- _TASK OBJECTIVE_:
Could you show all lines in the entries below that contain the string "title"?

- _EXERCISE INPUTS_:
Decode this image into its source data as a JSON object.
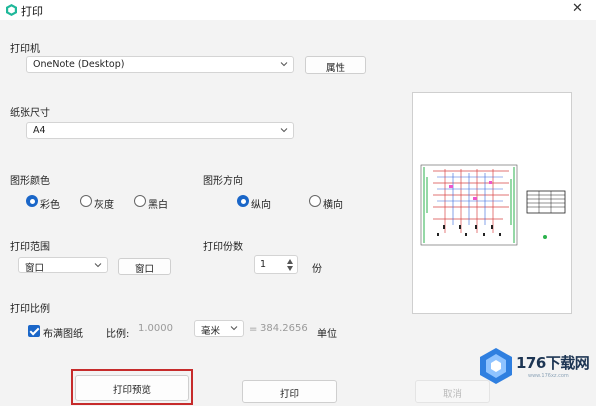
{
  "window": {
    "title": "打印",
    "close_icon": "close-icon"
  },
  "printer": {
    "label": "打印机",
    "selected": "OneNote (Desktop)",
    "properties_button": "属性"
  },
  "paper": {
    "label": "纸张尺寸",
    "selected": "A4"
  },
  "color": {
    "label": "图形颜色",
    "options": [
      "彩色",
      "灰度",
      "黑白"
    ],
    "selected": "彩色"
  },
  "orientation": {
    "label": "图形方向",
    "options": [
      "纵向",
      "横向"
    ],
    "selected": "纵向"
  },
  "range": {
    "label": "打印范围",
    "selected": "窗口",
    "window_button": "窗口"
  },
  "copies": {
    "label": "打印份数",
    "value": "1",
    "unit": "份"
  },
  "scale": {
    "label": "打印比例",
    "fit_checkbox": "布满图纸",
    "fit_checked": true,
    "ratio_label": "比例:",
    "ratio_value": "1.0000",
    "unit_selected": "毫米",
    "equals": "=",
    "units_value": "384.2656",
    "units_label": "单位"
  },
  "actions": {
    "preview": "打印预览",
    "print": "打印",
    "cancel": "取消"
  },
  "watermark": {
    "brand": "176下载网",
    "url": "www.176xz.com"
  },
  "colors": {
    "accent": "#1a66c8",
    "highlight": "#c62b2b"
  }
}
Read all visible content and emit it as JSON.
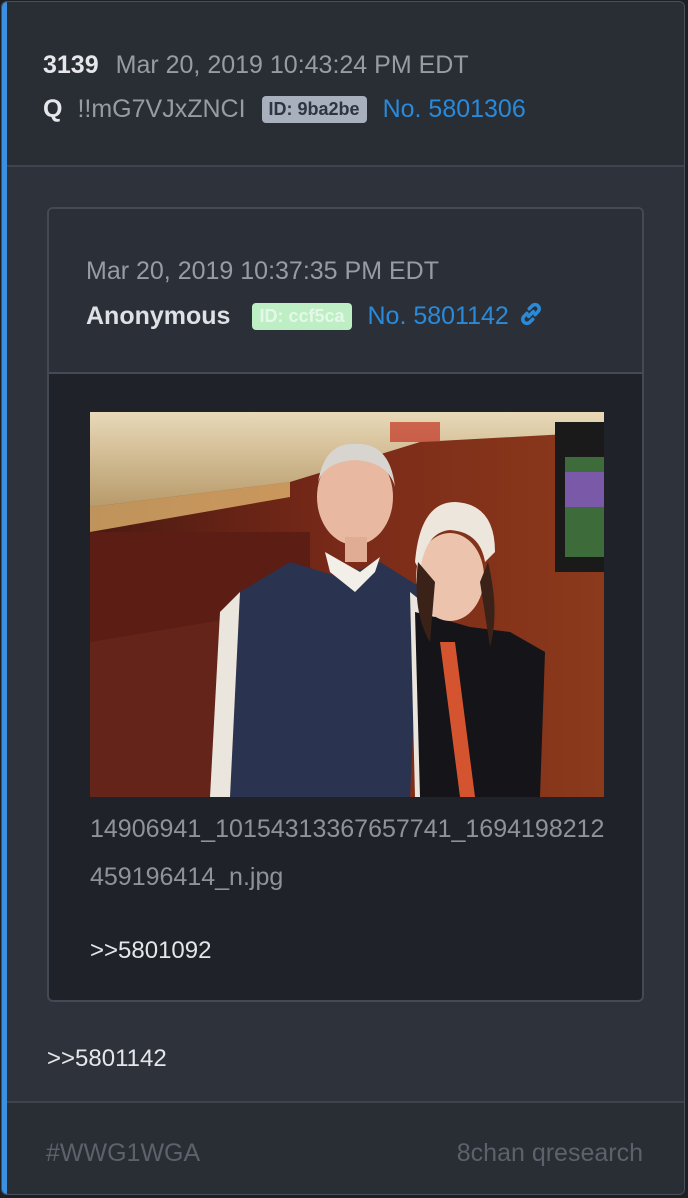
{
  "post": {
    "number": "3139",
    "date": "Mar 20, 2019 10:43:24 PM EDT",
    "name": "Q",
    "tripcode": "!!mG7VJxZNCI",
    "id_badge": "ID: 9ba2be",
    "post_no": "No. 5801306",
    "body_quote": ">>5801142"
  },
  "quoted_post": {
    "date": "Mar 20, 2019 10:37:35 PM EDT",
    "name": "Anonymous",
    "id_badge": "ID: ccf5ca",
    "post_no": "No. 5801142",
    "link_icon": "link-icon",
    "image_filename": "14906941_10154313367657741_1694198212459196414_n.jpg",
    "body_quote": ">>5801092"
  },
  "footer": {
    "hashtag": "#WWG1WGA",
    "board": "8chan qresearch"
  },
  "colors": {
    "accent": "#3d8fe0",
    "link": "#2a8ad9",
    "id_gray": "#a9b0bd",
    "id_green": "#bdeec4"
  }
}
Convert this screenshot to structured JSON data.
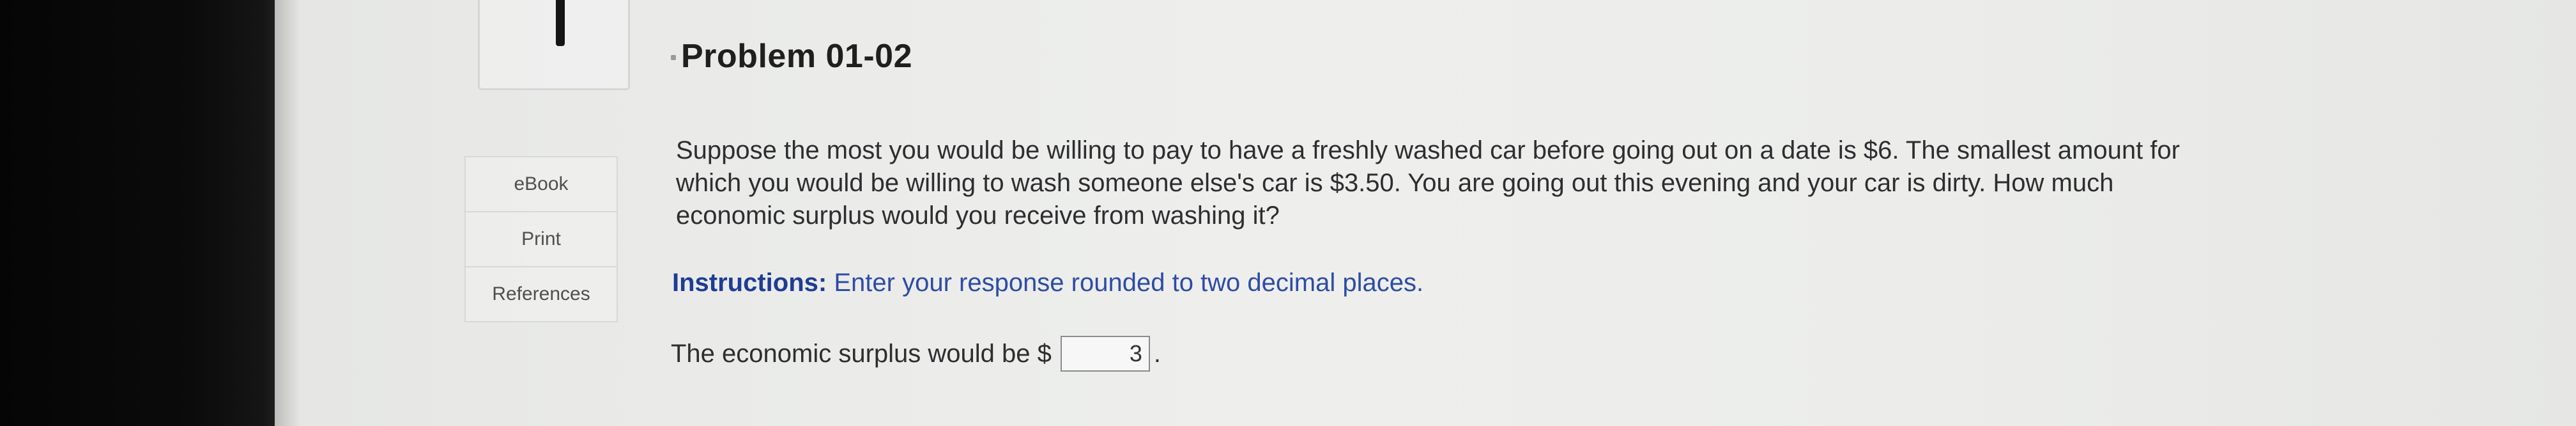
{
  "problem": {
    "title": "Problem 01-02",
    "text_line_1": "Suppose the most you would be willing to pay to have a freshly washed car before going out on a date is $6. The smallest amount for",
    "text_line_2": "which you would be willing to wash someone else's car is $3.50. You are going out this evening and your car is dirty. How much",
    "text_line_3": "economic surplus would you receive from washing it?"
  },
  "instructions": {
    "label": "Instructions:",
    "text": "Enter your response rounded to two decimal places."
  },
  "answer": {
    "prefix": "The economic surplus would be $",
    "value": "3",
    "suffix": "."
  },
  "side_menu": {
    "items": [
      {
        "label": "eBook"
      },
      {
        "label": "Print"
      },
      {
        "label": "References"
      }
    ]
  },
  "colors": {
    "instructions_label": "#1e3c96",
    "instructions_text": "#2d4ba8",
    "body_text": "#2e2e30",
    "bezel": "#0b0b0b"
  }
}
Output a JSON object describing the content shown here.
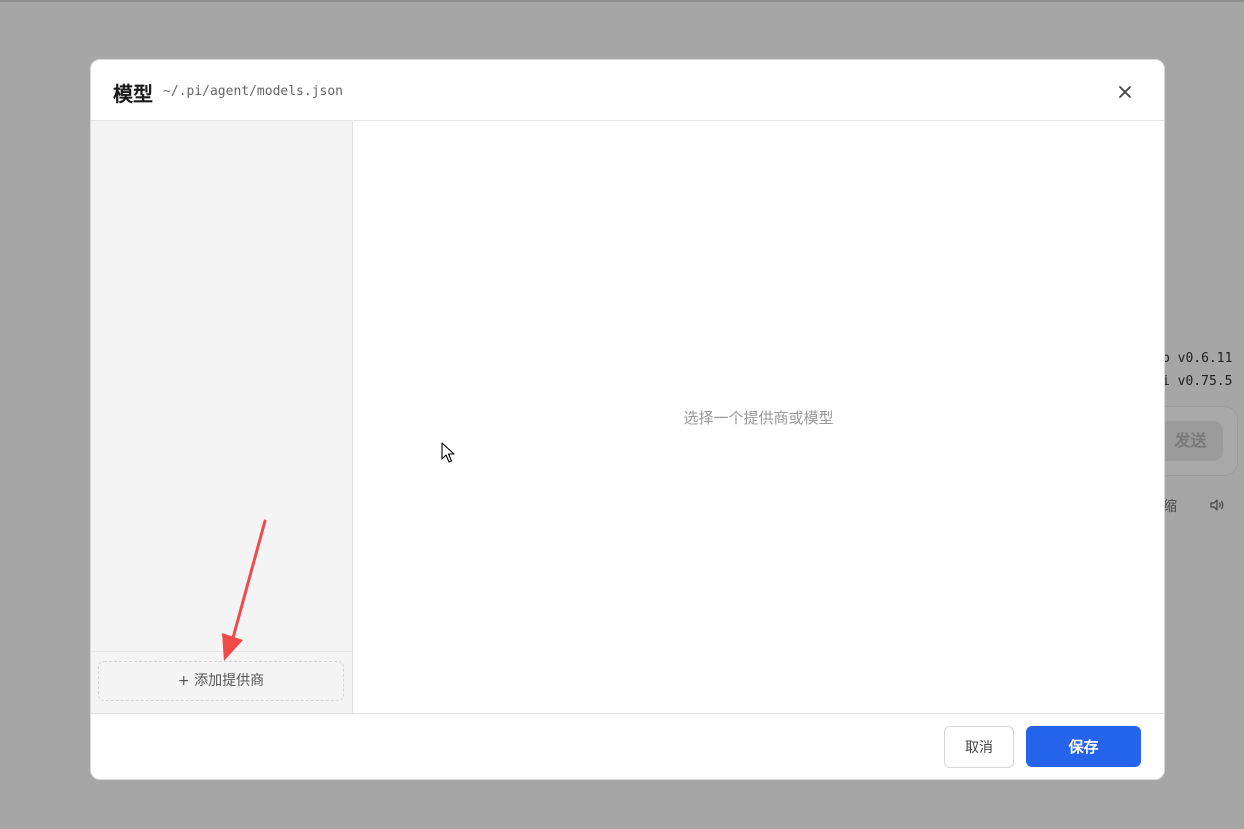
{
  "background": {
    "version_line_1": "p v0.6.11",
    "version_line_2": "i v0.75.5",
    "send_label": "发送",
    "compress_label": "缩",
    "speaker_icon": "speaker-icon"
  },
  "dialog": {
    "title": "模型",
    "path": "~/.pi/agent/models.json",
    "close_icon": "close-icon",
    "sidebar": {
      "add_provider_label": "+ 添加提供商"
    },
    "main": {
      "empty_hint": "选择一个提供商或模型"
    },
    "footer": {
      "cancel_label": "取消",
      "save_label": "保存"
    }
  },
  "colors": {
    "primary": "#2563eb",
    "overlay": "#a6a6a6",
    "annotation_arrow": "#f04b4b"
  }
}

- _YOUR RESPONSE_:
    "title": "打印",
    "title": "Problem 01-02",
    "title": "模型",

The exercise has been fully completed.